  • It is true that the approach may not be new to the judge, but is the problem, approach to the problem, or activity developed in a particularly significant or unique manner?
  • Has he or she used a new approach to an old subject?
  • Has he or she provided a unique presentation or organization of materials?
  • Does the project show evidence of critical thinking skills?  Does the project show evidence of originality and creativity relative to the standards of the student’s discipline; whether it is the use of technology, the development of a survey device, the use of an archival collection or statistical database, the design of experimentation, or use of a creative activity medium?
  • Is there evidence of initiative? Place a premium on the ingenious uses of available materials. Collections and manufactured apparatus can be creative if they are assembled and used to achieve, show, or support a stated purpose or provide effective comparison with previously collected or published data.  Has a creative medium been used in an innovative way?
  • Where applicable with some creative activities, did the work communicate a depth of understanding and perspective on an issue that is unique and not commonly seen or heard?  If the project addresses a well known idea, did the student bring something new to its presentation?  Was there evidence of significant thought and reflection behind the creative project?

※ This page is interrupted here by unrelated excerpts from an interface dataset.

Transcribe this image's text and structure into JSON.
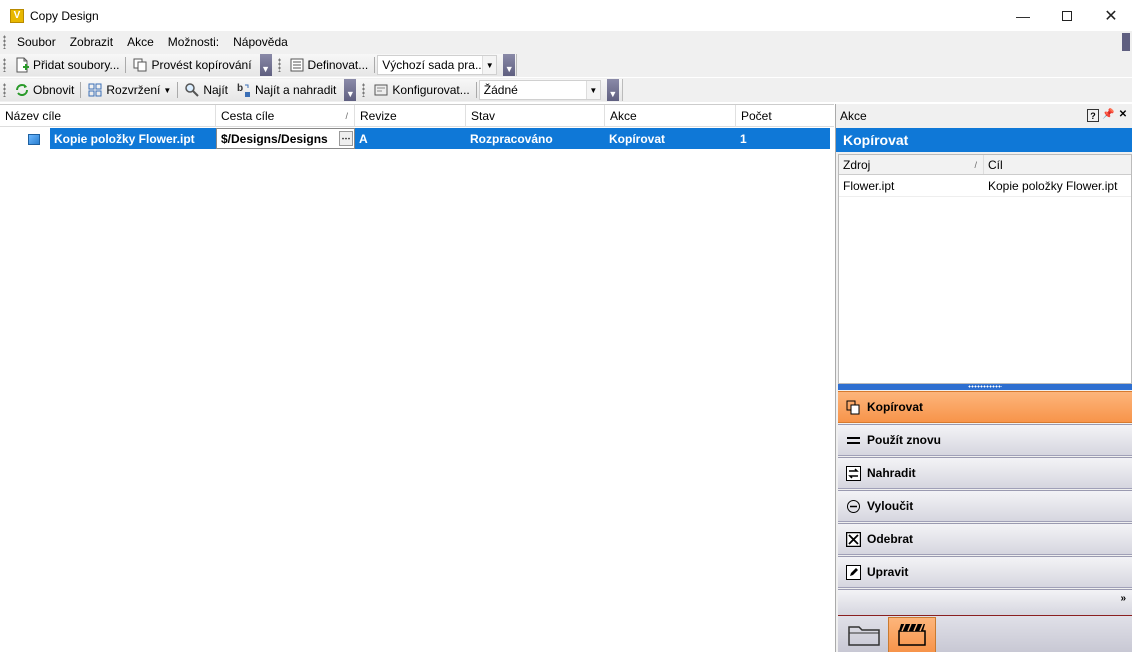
{
  "window": {
    "title": "Copy Design",
    "app_icon": "V"
  },
  "menu": [
    "Soubor",
    "Zobrazit",
    "Akce",
    "Možnosti:",
    "Nápověda"
  ],
  "toolbar1": {
    "add_files": "Přidat soubory...",
    "copy": "Provést kopírování",
    "define": "Definovat...",
    "default_set": "Výchozí sada pra..."
  },
  "toolbar2": {
    "refresh": "Obnovit",
    "layout": "Rozvržení",
    "find": "Najít",
    "find_replace": "Najít a nahradit",
    "configure": "Konfigurovat...",
    "filter": "Žádné"
  },
  "grid": {
    "columns": [
      "Název cíle",
      "Cesta cíle",
      "Revize",
      "Stav",
      "Akce",
      "Počet"
    ],
    "rows": [
      {
        "name": "Kopie položky Flower.ipt",
        "path": "$/Designs/Designs",
        "revision": "A",
        "state": "Rozpracováno",
        "action": "Kopírovat",
        "count": "1"
      }
    ]
  },
  "panel": {
    "title": "Akce",
    "heading": "Kopírovat",
    "table_columns": [
      "Zdroj",
      "Cíl"
    ],
    "table_rows": [
      {
        "source": "Flower.ipt",
        "target": "Kopie položky Flower.ipt"
      }
    ],
    "actions": [
      "Kopírovat",
      "Použít znovu",
      "Nahradit",
      "Vyloučit",
      "Odebrat",
      "Upravit"
    ],
    "active_action": "Kopírovat"
  },
  "colors": {
    "selection": "#0f78d7",
    "active_orange": "#f7944a"
  }
}
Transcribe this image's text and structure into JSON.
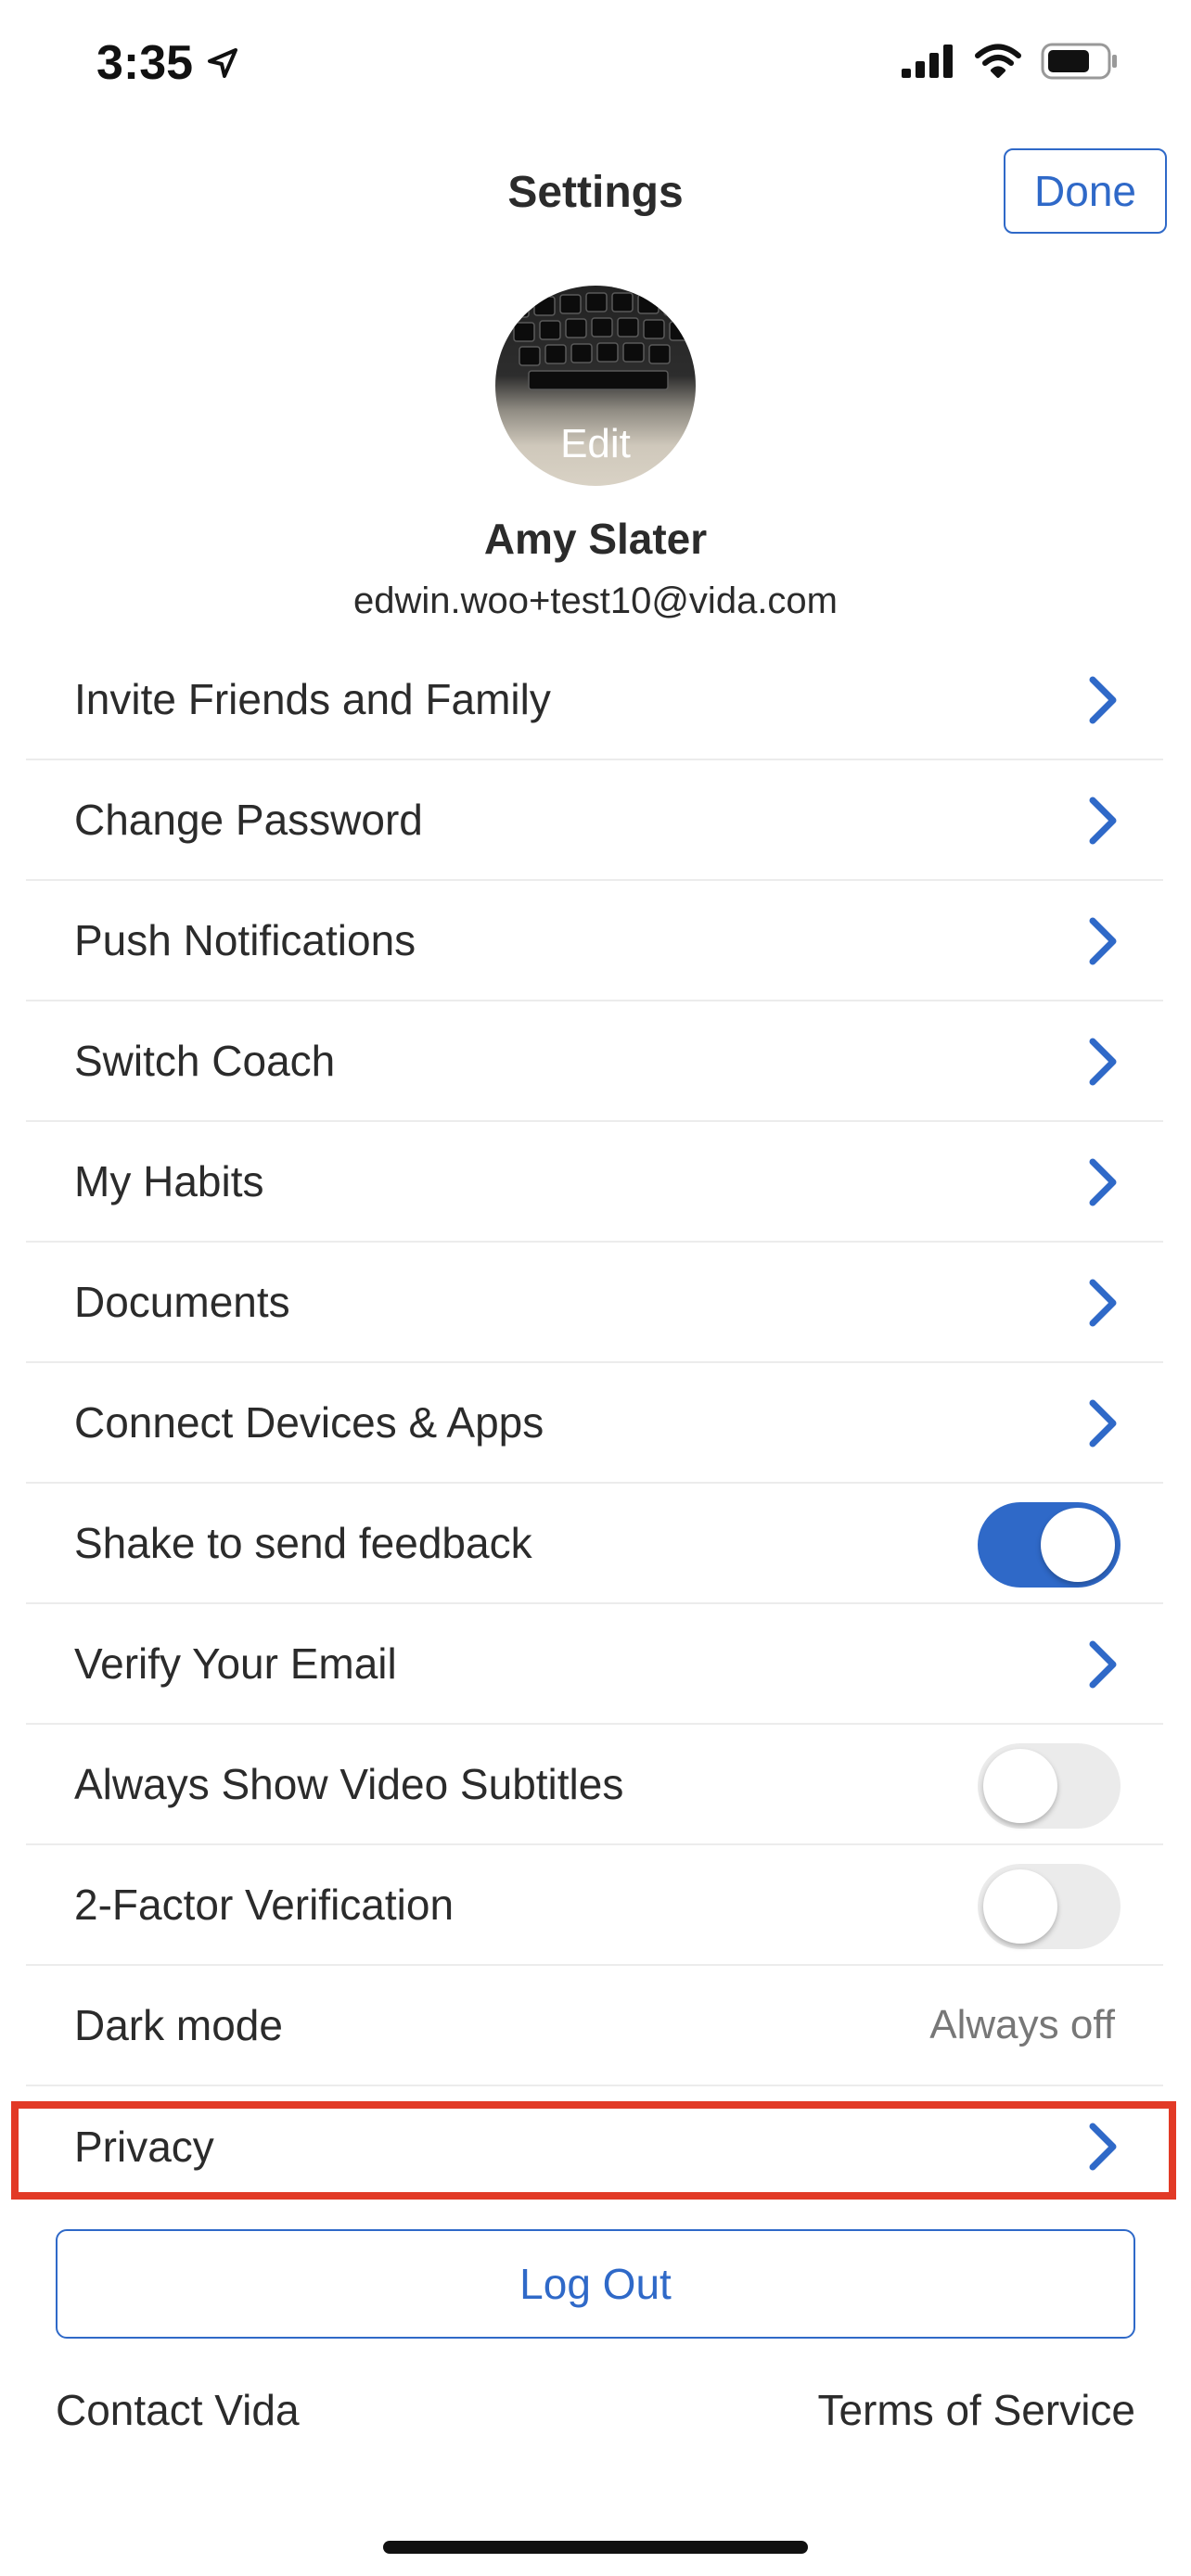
{
  "status_bar": {
    "time": "3:35",
    "icons": [
      "location-arrow-icon",
      "cellular-signal-icon",
      "wifi-icon",
      "battery-icon"
    ]
  },
  "header": {
    "title": "Settings",
    "done_label": "Done"
  },
  "profile": {
    "avatar_edit_label": "Edit",
    "name": "Amy Slater",
    "email": "edwin.woo+test10@vida.com"
  },
  "settings": {
    "items": [
      {
        "label": "Invite Friends and Family",
        "control": "chevron"
      },
      {
        "label": "Change Password",
        "control": "chevron"
      },
      {
        "label": "Push Notifications",
        "control": "chevron"
      },
      {
        "label": "Switch Coach",
        "control": "chevron"
      },
      {
        "label": "My Habits",
        "control": "chevron"
      },
      {
        "label": "Documents",
        "control": "chevron"
      },
      {
        "label": "Connect Devices & Apps",
        "control": "chevron"
      },
      {
        "label": "Shake to send feedback",
        "control": "toggle",
        "toggle_on": true
      },
      {
        "label": "Verify Your Email",
        "control": "chevron"
      },
      {
        "label": "Always Show Video Subtitles",
        "control": "toggle",
        "toggle_on": false
      },
      {
        "label": "2-Factor Verification",
        "control": "toggle",
        "toggle_on": false
      },
      {
        "label": "Dark mode",
        "control": "value",
        "value": "Always off"
      },
      {
        "label": "Privacy",
        "control": "chevron",
        "highlighted": true
      }
    ]
  },
  "logout_label": "Log Out",
  "footer": {
    "contact_label": "Contact Vida",
    "terms_label": "Terms of Service"
  },
  "colors": {
    "accent": "#2f69c8",
    "highlight": "#e23a26",
    "text": "#2b2b2b",
    "toggle_off": "#ebebeb"
  }
}
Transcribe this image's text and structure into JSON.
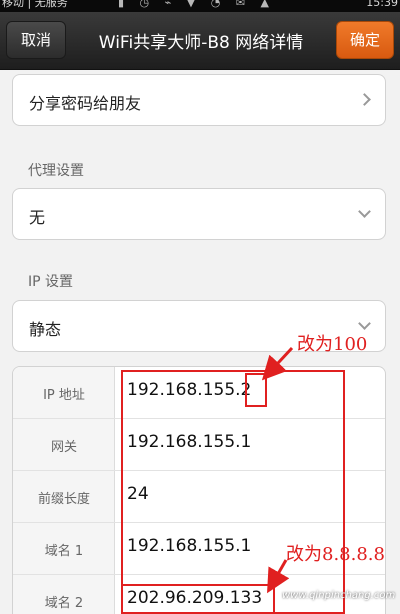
{
  "status_bar": {
    "carrier": "移动 | 无服务",
    "clock": "15:39"
  },
  "header": {
    "cancel_label": "取消",
    "title": "WiFi共享大师-B8 网络详情",
    "confirm_label": "确定"
  },
  "share_row": {
    "label": "分享密码给朋友"
  },
  "proxy": {
    "section_label": "代理设置",
    "selected": "无"
  },
  "ip": {
    "section_label": "IP 设置",
    "selected": "静态"
  },
  "ip_rows": [
    {
      "label": "IP 地址",
      "value": "192.168.155.2"
    },
    {
      "label": "网关",
      "value": "192.168.155.1"
    },
    {
      "label": "前缀长度",
      "value": "24"
    },
    {
      "label": "域名 1",
      "value": "192.168.155.1"
    },
    {
      "label": "域名 2",
      "value": "202.96.209.133"
    }
  ],
  "annotations": {
    "note_ip": "改为100",
    "note_dns": "改为8.8.8.8"
  },
  "watermark": "www.qinpinchang.com",
  "colors": {
    "accent": "#e8671a",
    "annotation": "#e02020"
  }
}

Minimum number of points for each rating (see Criteria below):

All Projects:

Superior 36, Excellent 24, Good 12, Satisfactory 4

For a superior rating, an individual or team student shall receive a minimum of 36 points based on the criteria of (1) knowledge achieved, (2) effective use of methods and/or media (including teamwork), (3) clarity of expression and response to questions, and (4) originality and creativity.




10-9 8-7-6 5-4-3 2-1


40-36 35-24 23-12 11-4